» Task brief: Look through the data below and return each line where "image" appears.

Dataset items
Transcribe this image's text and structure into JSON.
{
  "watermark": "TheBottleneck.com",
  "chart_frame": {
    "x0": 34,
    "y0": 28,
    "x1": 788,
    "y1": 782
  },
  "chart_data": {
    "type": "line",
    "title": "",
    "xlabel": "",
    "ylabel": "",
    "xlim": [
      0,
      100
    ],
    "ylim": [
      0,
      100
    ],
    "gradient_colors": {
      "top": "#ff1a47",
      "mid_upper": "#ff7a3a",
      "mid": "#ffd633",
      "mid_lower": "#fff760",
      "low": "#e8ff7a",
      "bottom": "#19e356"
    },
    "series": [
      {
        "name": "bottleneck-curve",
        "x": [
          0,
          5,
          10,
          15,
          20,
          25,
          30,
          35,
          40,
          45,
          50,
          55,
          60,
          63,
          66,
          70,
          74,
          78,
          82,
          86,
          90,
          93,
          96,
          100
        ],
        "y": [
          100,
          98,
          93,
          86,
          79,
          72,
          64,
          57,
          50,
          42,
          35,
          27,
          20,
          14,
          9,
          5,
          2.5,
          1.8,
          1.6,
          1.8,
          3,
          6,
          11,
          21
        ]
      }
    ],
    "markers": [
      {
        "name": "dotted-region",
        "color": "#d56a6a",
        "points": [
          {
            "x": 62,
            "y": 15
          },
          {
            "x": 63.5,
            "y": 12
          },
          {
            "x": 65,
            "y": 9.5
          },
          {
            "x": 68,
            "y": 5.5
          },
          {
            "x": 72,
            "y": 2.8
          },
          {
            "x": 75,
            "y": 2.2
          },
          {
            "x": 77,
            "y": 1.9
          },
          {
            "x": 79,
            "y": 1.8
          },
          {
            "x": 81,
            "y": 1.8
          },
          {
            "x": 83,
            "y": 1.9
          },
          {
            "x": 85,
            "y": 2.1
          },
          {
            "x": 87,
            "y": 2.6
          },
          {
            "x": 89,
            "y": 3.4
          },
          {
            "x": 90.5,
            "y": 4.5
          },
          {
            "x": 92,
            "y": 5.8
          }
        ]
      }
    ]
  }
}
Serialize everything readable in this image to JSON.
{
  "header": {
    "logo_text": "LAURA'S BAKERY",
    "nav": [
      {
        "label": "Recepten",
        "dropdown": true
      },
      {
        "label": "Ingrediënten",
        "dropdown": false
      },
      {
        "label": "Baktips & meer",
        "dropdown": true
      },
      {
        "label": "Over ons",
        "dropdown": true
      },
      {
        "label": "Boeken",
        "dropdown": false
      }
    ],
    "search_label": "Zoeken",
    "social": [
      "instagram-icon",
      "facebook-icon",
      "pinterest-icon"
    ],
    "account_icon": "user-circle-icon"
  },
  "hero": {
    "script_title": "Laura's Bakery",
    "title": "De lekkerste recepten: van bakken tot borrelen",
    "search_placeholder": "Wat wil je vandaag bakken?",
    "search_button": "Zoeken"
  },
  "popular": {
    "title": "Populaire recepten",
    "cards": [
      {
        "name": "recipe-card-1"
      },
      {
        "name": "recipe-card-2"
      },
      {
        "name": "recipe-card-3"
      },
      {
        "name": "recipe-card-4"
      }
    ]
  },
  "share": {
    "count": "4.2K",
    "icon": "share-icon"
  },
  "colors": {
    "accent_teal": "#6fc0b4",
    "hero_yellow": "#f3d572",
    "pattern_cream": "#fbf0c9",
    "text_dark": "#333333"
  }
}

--

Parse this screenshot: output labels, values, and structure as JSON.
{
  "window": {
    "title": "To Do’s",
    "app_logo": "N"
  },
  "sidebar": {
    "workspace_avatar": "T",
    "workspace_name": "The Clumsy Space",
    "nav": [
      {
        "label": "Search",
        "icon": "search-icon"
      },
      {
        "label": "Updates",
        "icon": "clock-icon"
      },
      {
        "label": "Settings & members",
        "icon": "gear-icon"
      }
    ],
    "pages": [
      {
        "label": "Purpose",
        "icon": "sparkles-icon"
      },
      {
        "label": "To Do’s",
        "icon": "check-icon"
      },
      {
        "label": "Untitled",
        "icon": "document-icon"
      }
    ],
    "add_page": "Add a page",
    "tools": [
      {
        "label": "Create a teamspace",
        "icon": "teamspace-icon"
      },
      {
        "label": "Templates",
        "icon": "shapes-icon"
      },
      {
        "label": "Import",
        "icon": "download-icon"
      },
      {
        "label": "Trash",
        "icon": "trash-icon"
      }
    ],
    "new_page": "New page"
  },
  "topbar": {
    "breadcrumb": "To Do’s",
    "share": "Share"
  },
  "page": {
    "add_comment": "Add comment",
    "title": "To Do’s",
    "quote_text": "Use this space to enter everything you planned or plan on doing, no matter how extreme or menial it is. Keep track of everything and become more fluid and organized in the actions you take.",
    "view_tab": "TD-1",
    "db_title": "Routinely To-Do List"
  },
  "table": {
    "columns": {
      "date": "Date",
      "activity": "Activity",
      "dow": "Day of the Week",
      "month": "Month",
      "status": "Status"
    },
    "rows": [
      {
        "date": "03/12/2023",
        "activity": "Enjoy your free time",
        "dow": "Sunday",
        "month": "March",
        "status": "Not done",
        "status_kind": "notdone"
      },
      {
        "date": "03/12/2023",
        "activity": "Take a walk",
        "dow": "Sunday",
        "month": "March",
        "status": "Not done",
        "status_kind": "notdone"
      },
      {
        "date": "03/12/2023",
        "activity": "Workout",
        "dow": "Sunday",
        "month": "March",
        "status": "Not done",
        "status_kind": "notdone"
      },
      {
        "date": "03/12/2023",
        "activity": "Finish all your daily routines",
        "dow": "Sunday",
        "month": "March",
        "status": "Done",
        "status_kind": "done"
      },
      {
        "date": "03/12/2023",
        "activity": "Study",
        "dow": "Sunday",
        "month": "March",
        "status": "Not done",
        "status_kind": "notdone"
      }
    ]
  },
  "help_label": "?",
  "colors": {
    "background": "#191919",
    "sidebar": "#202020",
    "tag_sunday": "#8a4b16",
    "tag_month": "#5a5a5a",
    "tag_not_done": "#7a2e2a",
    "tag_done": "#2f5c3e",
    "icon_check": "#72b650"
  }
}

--

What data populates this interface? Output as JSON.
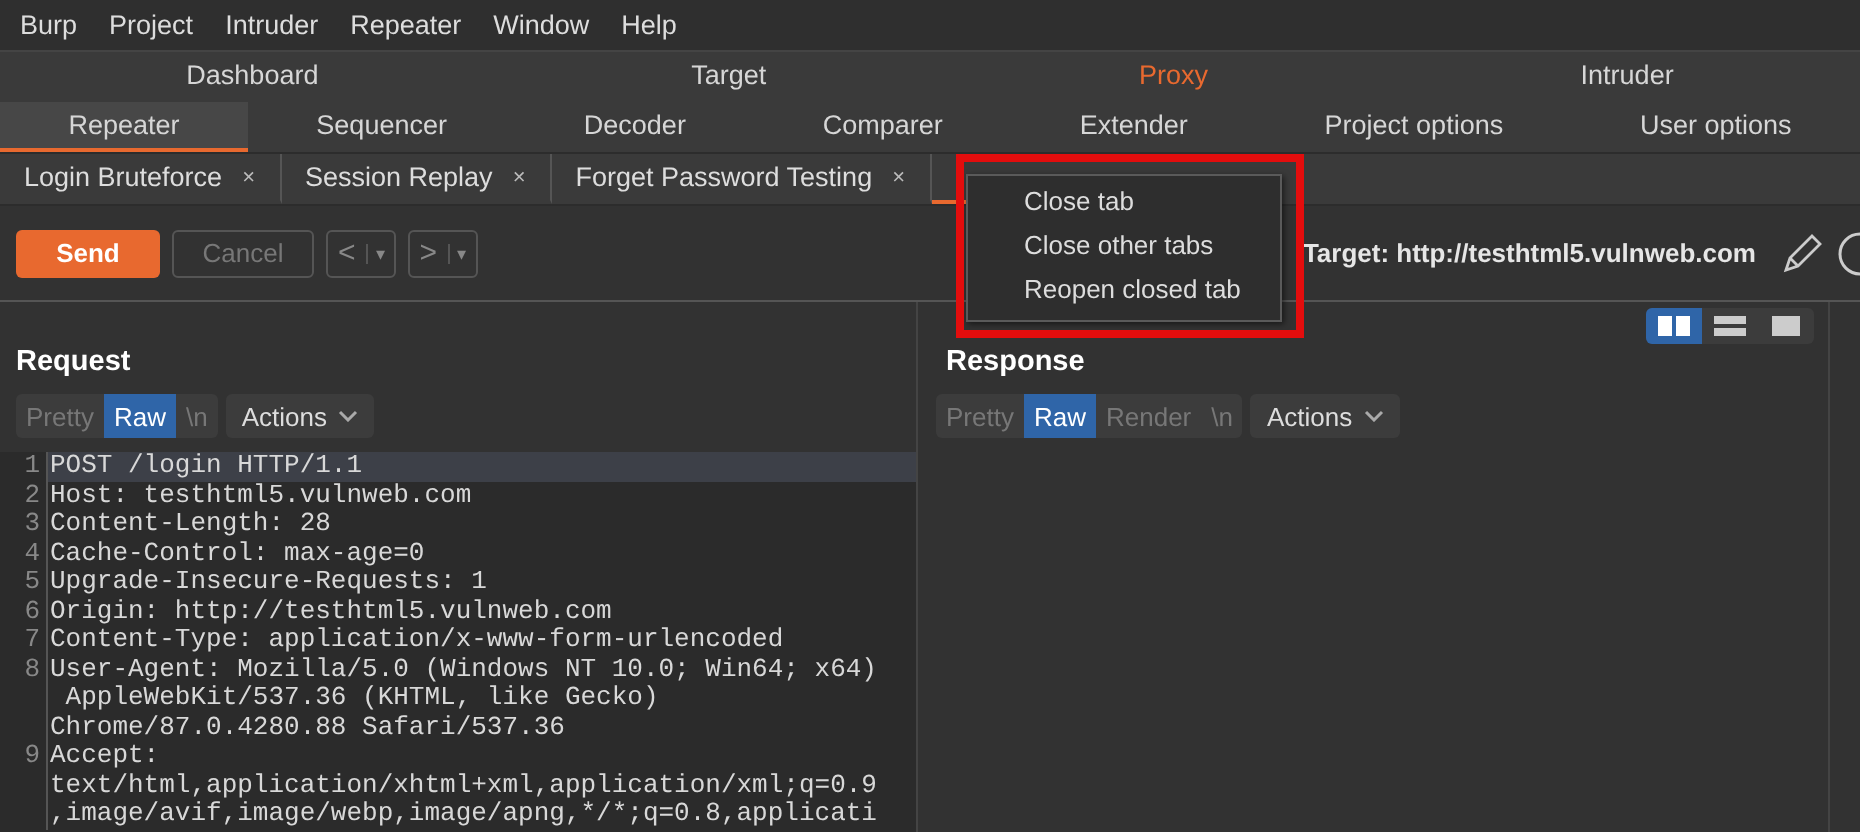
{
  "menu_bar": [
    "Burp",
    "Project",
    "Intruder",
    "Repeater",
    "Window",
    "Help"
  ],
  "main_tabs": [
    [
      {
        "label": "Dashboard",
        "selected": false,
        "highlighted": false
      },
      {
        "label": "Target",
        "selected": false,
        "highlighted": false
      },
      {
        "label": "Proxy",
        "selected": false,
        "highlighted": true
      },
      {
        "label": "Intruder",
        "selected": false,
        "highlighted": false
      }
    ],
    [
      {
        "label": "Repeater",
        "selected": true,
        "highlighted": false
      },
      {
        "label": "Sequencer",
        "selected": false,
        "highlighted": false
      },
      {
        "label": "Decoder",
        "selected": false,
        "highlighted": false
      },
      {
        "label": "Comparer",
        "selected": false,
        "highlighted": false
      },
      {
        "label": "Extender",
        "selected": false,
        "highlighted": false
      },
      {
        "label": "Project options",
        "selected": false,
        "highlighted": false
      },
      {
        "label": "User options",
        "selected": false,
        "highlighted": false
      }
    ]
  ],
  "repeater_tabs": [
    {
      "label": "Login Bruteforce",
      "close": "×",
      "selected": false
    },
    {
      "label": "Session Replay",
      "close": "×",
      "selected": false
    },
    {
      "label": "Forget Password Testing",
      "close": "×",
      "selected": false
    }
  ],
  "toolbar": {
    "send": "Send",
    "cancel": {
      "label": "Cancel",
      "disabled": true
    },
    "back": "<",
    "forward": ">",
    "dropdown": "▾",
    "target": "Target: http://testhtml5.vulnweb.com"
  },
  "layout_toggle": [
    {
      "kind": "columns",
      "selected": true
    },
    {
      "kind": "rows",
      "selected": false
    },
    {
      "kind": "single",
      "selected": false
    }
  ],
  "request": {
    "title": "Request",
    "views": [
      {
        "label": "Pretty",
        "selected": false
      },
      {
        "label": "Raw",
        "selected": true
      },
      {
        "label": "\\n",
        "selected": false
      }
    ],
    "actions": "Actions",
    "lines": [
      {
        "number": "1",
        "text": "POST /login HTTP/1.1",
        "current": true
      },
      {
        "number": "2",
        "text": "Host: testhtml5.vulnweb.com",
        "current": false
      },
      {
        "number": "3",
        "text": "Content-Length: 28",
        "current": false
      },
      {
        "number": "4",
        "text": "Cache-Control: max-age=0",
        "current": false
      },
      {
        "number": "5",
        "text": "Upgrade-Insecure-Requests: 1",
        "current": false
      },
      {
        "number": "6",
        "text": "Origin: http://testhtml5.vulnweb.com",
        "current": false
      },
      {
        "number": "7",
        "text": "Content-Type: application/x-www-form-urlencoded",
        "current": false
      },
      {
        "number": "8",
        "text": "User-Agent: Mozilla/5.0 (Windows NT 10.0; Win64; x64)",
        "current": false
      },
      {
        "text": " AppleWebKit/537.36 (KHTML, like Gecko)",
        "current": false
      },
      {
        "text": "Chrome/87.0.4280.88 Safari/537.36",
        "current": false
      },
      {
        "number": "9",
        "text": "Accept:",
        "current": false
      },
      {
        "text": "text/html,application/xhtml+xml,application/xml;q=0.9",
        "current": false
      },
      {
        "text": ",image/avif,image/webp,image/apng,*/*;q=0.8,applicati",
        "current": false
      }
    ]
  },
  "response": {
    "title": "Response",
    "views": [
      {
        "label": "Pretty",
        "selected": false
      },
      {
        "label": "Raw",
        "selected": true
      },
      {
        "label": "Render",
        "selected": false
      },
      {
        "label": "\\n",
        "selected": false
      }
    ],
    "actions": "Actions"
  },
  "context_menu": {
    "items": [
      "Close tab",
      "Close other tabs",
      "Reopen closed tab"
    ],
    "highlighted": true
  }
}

» Response to the exercise:
Transcribe this image's text and structure into JSON.
Serialize everything readable in this image to JSON.
        "text": ",image/avif,image/webp,image/apng,*/*;q=0.8,applicati",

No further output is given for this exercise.